* [ABOUT THIS TASK] Which lines of the data below include the string "point"? Return each of them.

:::

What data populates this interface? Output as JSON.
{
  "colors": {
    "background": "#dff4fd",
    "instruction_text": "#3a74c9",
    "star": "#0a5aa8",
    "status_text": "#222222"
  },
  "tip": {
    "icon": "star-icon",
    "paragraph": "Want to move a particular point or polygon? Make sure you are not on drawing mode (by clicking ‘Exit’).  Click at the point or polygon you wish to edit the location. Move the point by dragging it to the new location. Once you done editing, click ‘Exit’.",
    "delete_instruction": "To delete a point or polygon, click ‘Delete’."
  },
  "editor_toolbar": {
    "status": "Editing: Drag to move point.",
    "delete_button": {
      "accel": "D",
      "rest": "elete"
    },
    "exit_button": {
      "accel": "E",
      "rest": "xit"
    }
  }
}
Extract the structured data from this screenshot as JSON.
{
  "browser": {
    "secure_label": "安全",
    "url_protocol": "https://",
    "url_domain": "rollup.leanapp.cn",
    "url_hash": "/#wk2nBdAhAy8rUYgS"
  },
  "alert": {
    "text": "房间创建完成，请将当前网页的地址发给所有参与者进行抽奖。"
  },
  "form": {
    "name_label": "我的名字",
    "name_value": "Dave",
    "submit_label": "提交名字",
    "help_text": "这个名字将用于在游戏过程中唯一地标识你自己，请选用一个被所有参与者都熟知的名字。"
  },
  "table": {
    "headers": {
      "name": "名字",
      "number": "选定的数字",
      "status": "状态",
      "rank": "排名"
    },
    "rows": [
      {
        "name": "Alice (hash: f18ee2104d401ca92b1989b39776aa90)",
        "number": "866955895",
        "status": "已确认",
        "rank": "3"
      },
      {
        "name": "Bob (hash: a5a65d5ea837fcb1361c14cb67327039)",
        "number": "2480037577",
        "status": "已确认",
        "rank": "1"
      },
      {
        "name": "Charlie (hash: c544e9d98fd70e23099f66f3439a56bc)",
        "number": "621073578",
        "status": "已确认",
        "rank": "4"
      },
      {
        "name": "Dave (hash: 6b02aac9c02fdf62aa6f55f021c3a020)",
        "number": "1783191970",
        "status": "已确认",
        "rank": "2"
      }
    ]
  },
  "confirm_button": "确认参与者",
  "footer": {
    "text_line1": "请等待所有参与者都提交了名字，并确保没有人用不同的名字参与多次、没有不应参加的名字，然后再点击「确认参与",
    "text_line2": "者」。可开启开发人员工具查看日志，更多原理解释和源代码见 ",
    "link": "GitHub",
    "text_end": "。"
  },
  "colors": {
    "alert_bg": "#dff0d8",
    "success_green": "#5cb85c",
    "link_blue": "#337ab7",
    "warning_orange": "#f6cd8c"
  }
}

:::

* [EXERCISE RESPONSE]
    "paragraph": "Want to move a particular point or polygon? Make sure you are not on drawing mode (by clicking ‘Exit’).  Click at the point or polygon you wish to edit the location. Move the point by dragging it to the new location. Once you done editing, click ‘Exit’.",
    "delete_instruction": "To delete a point or polygon, click ‘Delete’."
    "status": "Editing: Drag to move point.",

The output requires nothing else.